**What you are asked to do:** Your task is to output, without alteration, each line from the one containing "What's the underlying" through the final line of the records below.

**Material for this exercise:**
======

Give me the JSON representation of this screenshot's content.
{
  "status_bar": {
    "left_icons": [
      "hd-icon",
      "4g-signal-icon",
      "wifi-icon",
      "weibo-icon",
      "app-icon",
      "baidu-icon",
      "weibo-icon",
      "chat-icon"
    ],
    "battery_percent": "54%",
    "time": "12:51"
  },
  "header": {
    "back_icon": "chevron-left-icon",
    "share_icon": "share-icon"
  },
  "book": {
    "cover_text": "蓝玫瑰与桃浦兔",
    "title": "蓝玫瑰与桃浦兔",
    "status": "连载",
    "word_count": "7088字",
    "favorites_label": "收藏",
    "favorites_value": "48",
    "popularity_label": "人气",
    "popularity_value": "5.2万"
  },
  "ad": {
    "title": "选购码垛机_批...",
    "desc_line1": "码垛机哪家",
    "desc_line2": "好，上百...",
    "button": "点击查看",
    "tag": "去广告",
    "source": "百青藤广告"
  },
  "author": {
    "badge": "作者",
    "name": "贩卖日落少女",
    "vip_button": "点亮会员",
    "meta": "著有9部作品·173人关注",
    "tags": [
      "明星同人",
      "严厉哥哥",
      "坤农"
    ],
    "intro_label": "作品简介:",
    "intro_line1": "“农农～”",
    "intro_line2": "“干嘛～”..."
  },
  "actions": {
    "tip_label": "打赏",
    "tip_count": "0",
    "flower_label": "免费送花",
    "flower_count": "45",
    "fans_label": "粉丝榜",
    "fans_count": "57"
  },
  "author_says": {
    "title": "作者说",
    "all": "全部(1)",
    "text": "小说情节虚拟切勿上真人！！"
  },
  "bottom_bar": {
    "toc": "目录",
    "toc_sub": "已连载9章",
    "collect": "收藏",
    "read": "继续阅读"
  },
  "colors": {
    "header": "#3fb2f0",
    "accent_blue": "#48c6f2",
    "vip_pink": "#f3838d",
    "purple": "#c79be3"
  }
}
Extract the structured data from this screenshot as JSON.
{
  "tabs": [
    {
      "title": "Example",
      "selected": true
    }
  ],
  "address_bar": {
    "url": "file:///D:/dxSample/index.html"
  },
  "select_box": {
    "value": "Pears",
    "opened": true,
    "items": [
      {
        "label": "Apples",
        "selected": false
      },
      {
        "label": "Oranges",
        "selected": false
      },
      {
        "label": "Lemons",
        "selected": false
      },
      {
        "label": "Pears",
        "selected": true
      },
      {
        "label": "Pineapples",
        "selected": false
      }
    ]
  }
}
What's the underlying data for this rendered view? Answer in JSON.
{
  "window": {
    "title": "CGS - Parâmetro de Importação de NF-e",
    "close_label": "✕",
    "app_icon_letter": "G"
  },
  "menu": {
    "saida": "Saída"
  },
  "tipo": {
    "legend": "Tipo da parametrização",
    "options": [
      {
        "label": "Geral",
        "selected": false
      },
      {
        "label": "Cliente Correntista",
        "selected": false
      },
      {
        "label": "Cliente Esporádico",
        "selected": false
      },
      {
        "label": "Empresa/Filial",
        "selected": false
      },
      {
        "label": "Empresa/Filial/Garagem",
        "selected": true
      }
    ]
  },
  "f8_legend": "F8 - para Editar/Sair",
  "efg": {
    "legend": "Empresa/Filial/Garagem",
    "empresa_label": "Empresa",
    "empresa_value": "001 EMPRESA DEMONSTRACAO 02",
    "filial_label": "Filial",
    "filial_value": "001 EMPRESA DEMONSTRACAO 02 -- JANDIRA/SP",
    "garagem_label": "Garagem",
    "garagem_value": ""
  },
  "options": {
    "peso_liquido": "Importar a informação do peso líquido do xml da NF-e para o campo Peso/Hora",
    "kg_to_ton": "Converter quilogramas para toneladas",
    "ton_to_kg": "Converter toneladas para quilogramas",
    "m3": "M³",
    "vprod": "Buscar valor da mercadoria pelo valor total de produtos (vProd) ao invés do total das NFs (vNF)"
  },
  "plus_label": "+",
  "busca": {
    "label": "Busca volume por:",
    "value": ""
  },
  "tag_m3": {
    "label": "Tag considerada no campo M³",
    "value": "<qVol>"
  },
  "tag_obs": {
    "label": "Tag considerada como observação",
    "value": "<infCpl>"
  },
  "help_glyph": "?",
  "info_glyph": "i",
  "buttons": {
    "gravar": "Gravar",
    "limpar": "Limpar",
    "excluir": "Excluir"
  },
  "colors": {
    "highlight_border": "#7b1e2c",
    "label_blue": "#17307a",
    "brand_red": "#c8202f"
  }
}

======

**Your response:**
What's the underlying data for this rendered view? Answer in JSON.
{
  "window": {
    "title": "CGS - Parâmetro de Importação de NF-e",
    "close_label": "✕",
    "app_icon_letter": "G"
  },
  "menu": {
    "saida": "Saída"
  },
  "tipo": {
    "legend": "Tipo da parametrização",
    "options": [
      {
        "label": "Geral",
        "selected": false
      },
      {
        "label": "Cliente Correntista",
        "selected": false
      },
      {
        "label": "Cliente Esporádico",
        "selected": false
      },
      {
        "label": "Empresa/Filial",
        "selected": false
      },
      {
        "label": "Empresa/Filial/Garagem",
        "selected": true
      }
    ]
  },
  "f8_legend": "F8 - para Editar/Sair",
  "efg": {
    "legend": "Empresa/Filial/Garagem",
    "empresa_label": "Empresa",
    "empresa_value": "001 EMPRESA DEMONSTRACAO 02",
    "filial_label": "Filial",
    "filial_value": "001 EMPRESA DEMONSTRACAO 02 -- JANDIRA/SP",
    "garagem_label": "Garagem",
    "garagem_value": ""
  },
  "options": {
    "peso_liquido": "Importar a informação do peso líquido do xml da NF-e para o campo Peso/Hora",
    "kg_to_ton": "Converter quilogramas para toneladas",
    "ton_to_kg": "Converter toneladas para quilogramas",
    "m3": "M³",
    "vprod": "Buscar valor da mercadoria pelo valor total de produtos (vProd) ao invés do total das NFs (vNF)"
  },
  "plus_label": "+",
  "busca": {
    "label": "Busca volume por:",
    "value": ""
  },
  "tag_m3": {
    "label": "Tag considerada no campo M³",
    "value": "<qVol>"
  },
  "tag_obs": {
    "label": "Tag considerada como observação",
    "value": "<infCpl>"
  },
  "help_glyph": "?",
  "info_glyph": "i",
  "buttons": {
    "gravar": "Gravar",
    "limpar": "Limpar",
    "excluir": "Excluir"
  },
  "colors": {
    "highlight_border": "#7b1e2c",
    "label_blue": "#17307a",
    "brand_red": "#c8202f"
  }
}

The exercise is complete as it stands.